  • People who rely on third-party cookie data for the functionality of their website can read our guide to preparing for the end of third-party cookies to find out if CHIPS or related website sets can meet their needs.
  • Other third-party providers that you work with may rely on third-party cookies for website functionality. In that case, we recommend contacting these providers to find out their plans for eliminating third-party cookies.

The Privacy Sandbox APIs provide building blocks to help companies achieve their business goals while protecting people’s privacy. It is important to note that they are not intended as a direct replacement for third-party cookies or cross-site identifiers. It will not be possible to improve user privacy protection to any significant degree while operating on the basis that all of today’s marketing methods should simply be copied and retained. Instead, work needs to be done to adapt existing approaches and, if necessary, develop new ones with business objectives in mind. What we are dealing with here is a fundamental change that requires investment, work, and, above all, close cooperation. In our view, this change is necessary and feasible.”

What are the current challenges for Google?

Lidia Schneck: “The success of the Privacy Sandbox depends largely on the collective efforts of the industry as a whole. More specifically, this means that hundreds of experts and developers exchange ideas and feedback on the API design in various forums and discussion groups. After removing third-party cookies for one percent of Chrome users last January to enable ad tech testing, we’ve seen an increase in feedback from across the ecosystem as more stakeholders have engaged in this process. We have also had feedback from the regulatory authorities.
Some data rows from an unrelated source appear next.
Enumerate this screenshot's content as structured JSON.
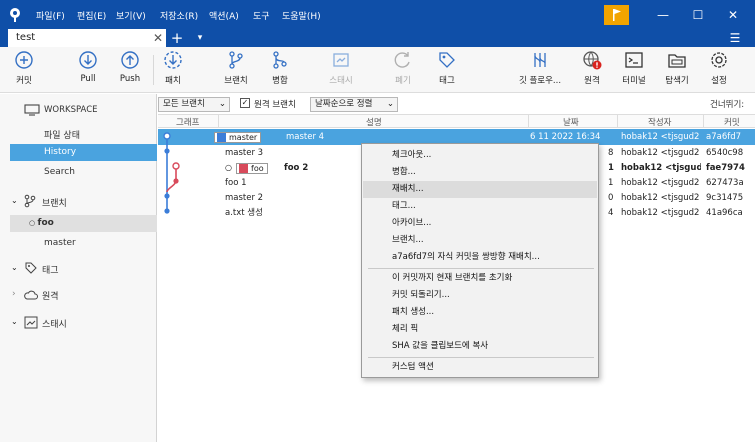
{
  "menu": [
    "파일(F)",
    "편집(E)",
    "보기(V)",
    "저장소(R)",
    "액션(A)",
    "도구",
    "도움말(H)"
  ],
  "window_controls": {
    "minimize": "—",
    "maximize": "☐",
    "close": "✕"
  },
  "tab": {
    "title": "test",
    "close": "✕",
    "add": "+",
    "more": "▾",
    "menu": "☰"
  },
  "toolbar": {
    "commit": "커밋",
    "pull": "Pull",
    "push": "Push",
    "patch": "패치",
    "branch": "브랜치",
    "merge": "병합",
    "stash": "스태시",
    "discard": "폐기",
    "tag": "태그",
    "gitflow": "깃 플로우...",
    "remote": "원격",
    "terminal": "터미널",
    "explorer": "탐색기",
    "settings": "설정"
  },
  "sidebar": {
    "workspace": "WORKSPACE",
    "file_status": "파일 상태",
    "history": "History",
    "search": "Search",
    "branches": "브랜치",
    "branch_foo": "foo",
    "branch_master": "master",
    "tags": "태그",
    "remotes": "원격",
    "stashes": "스태시"
  },
  "filters": {
    "branches": "모든 브랜치",
    "remote_branches": "원격 브랜치",
    "sort": "날짜순으로 정렬",
    "jump": "건너뛰기:"
  },
  "columns": {
    "graph": "그래프",
    "description": "설명",
    "date": "날짜",
    "author": "작성자",
    "commit": "커밋"
  },
  "commits": [
    {
      "tag": "master",
      "message": "master 4",
      "date": "6 11 2022 16:34",
      "author": "hobak12 <tjsgud2",
      "hash": "a7a6fd7"
    },
    {
      "tag": "",
      "message": "master 3",
      "date": "8",
      "author": "hobak12 <tjsgud2",
      "hash": "6540c98"
    },
    {
      "tag": "foo",
      "message": "foo 2",
      "date": "1",
      "author": "hobak12 <tjsgud",
      "hash": "fae7974"
    },
    {
      "tag": "",
      "message": "foo 1",
      "date": "1",
      "author": "hobak12 <tjsgud2",
      "hash": "627473a"
    },
    {
      "tag": "",
      "message": "master 2",
      "date": "0",
      "author": "hobak12 <tjsgud2",
      "hash": "9c31475"
    },
    {
      "tag": "",
      "message": "a.txt 생성",
      "date": "4",
      "author": "hobak12 <tjsgud2",
      "hash": "41a96ca"
    }
  ],
  "context_menu": [
    "체크아웃...",
    "병합...",
    "재배치...",
    "태그...",
    "아카이브...",
    "브랜치...",
    "a7a6fd7의 자식 커밋을 쌍방향 재배치...",
    "이 커밋까지 현재 브랜치를 초기화",
    "커밋 되돌리기...",
    "패치 생성...",
    "체리 픽",
    "SHA 값을 클립보드에 복사",
    "커스텀 액션"
  ],
  "colors": {
    "titlebar": "#0f4fa8",
    "selection": "#4aa3df",
    "flag": "#f2a400",
    "branch_blue": "#3b7dd8",
    "branch_red": "#d84a5b"
  }
}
Reconciling all of this is a challenge for us too. But we believe it is precisely this dialog and cooperation that is crucial to creating new standards for data protection on the Internet.”

"In short: The Privacy Sandbox is not a solo effort by Google."

Waving goodbye to third-party cookies: Heading into a cookieless future together

Third-party cookies have been the backbone of the digital advertising industry for years. The question now is how to find alternative solutions. Numerous stakeholders are currently working on this in unison—and this collective effort shows no sign of stopping any time soon. In order for Google to meet its target deadline for the switchover in early 2025, everyone who still wants in on the advertising space action after the cookie phase-out will have to do their bit. The work of the BVDW can provide a solution-oriented blueprint in this regard.